Distracted Eating Leads To Overeating
Brett Smith for redOrbit.com – Your Universe Online
Trying to lose weight by watching what you eat? Don’t get distracted by television, playing games or reading, says a new study, as this type of multi-tasking can lead to overeating.
According to a new research review published in the American Journal of Clinical Nutrition, ‘distracted eaters’ tend to consume more food in a sitting than ‘attentive eaters,’ and those same distracted eaters are more likely to consume more food later that same day.
“Some studies have individually shown this before, but the evidence has never been put together,” lead author Eric Robinson, from the UK’s University of Liverpool, told Reuters.
The review also showed that if a person recalls a previous meal, they tend to eat less food later on.
“Even though we make decisions about what and when to eat with apparent ease all the time, these decisions are actually very complex and can be easily disrupted,” said co-author Suzanne Higgs, a psychologist at the University of Birmingham in the UK.
In the review, the team of UK researchers assessed data from 24 different studies conducted between 1997 and 2011. The studies involved experiments that affected participants’ attention, recollection and awareness of eating food.
While many of the studies used different methods, all were checked to see that they were tightly controlled and monitored. For example, in one study adults watched television while eating. In another, participants were instructed to eat pistachio nuts as experimenters immediately removed the discarded shells from view. Most of the study participants were college students who were of normal weight, rather than overweight or obese.

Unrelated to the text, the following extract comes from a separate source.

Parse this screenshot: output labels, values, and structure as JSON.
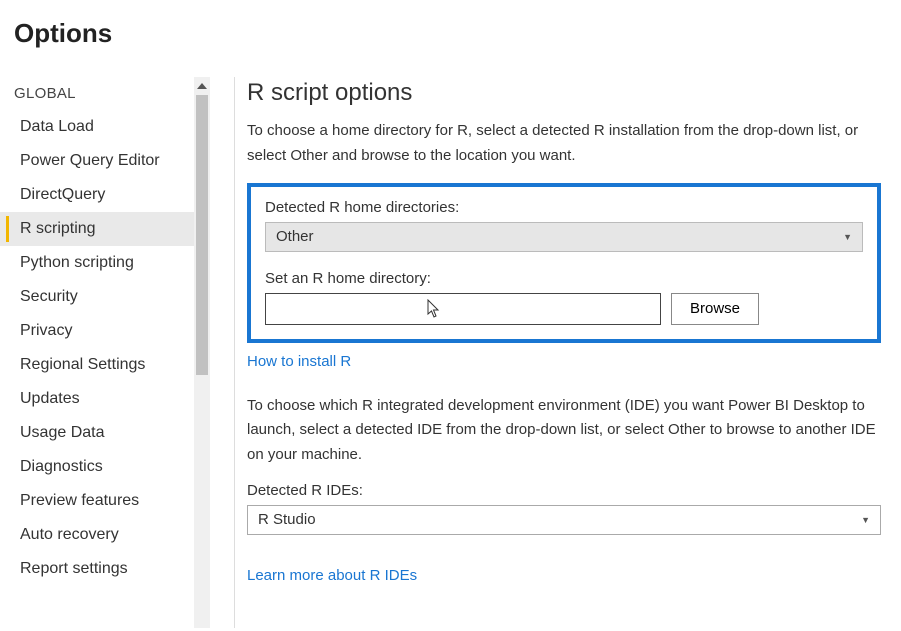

The review found that eating while distracted increased food intake by about 10 percent, compared to attentive eaters. The researchers also found that distracted eating increased the amount a person ate at a later meal by more than 25 percent.
The review authors said their findings lead to improved weight loss regimens as an alternative to calorie-counting. Robinson suggested that a mobile phone application could be developed to keep the attention of distracted eaters focused on the amount of food they are eating.
Because the studies involved individuals of normal weight, Michael Lowe of Drexel University, who was not involved in the new study, told Reuters that research results could be different for people who could benefit the most by controlling their food intake.
“The findings, strictly speaking, only apply to those in the normal weight range,” Lowe said. “Even if you use the same laboratory setting, it’s difficult to know if these same interventions would apply to obese individuals.”
“There are some additional big steps before it’s plausible that these findings could ultimately help people keep their weight off,” he added.
Lowe also noted that previous weight loss programs have involved attentive eating, many of them unsuccessfully.
“The learned habits tend to dissipate after the program ends and most individuals regain the weight they lost,” he explained.
Robinson and Higgs told Reuters that their current research involves looking at how distracted eating impacts overweight and obese participants.